So how do you inhabit that world?
Some of it’s intuitive. I honestly sometimes think that part of my brain just stopped developing at around that age. On the good days, your characters really take over and open up whole aspects of the story. I’m not trying to make it sound highfalutin or anything, but that part of the process will always remain a mystery.
I guess that’s why you’re a writer and not selling insurance.
Well, I’d be hopeless at anything else.
Do you ever have trouble with writer’s block? How do you overcome it?
If it’s a writing day, I force myself to write—even if I don’t know where I’m going with the story, even if I have no good ideas. Maybe it’s just a page, and maybe it’s a shitty page that I’m going to throw out the next day, but at least I can say I wrote something. The TV work is very useful for this because you can’t afford to have writer’s block in television.
Did you take anything else with you from TV?
Yes, a sense of pace. When you write TV, any flab is usually gone by the time the story goes to camera.

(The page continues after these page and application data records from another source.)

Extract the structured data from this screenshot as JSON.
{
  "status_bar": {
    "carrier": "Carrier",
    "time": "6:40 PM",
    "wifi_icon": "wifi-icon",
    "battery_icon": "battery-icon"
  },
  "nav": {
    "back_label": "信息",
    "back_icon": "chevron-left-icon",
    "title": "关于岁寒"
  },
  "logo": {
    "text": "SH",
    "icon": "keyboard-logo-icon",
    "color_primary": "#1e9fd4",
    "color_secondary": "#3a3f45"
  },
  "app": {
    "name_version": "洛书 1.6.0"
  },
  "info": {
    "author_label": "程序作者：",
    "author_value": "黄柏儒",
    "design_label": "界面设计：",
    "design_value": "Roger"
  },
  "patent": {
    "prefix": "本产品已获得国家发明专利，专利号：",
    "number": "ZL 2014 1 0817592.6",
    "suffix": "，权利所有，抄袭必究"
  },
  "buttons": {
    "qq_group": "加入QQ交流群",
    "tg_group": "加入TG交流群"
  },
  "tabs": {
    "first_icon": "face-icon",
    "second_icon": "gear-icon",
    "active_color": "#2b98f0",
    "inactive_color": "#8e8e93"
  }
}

I also think I tend to write reasonably snappy dialogue and that definitely comes from my TV work.
Have you always wanted to write?
After [my first YA novel] Word Nerd was published, I was out in our garage and I found the first diary I ever kept. I think I was eleven. The very first paragraph went “This is the first day I’ve really written in a diary. The reason I am is because I love writing stories and, if I do grow up to be a famous writer and later die and they want to get a story of my life, I guess I should keep a diary.” That’s 100 percent verbatim.
Do you feel obligated to do morally instructive work, as a writer for young adults?
I’m a storyteller. I never set out to [write], “And the lesson I’m going to be teaching the children is….” I never do that. At the same time, I think my books have a lot of humanity. They’re left with a sense of hope. All my protagonists are decent human beings, however flawed. They work from a place of caring for the other people in their lives. And I don’t think I’m writing stuff that kids in my target age group can’t handle.
Did you have to do much research for the themes in your book? How did you learn so much about wrestling, for example?
I watched it on TV. I ordered this big, glossy book WWE Encyclopedia: The Definitive Guide to World Wrestling Entertainment. I looked up all the wrestling moves online, and I read Bret Hart’s autobiography Hitman. He’s the one who talked about “babyfaces” and “heels” and, when I read that, I thought “Oh my god, there’s my perfect little metaphor.”
Finally, what does it mean to win a Governor General’s Literary Award?
I’m incredibly honoured. The recognition from the jury was very moving. I feel like I’m still establishing myself, so I’m hoping it will help solidify my reputation as somebody who writes quality young adult books. And I hope it means that my book will reach a wider readership in Canada.
This interview has been condensed and edited for publication.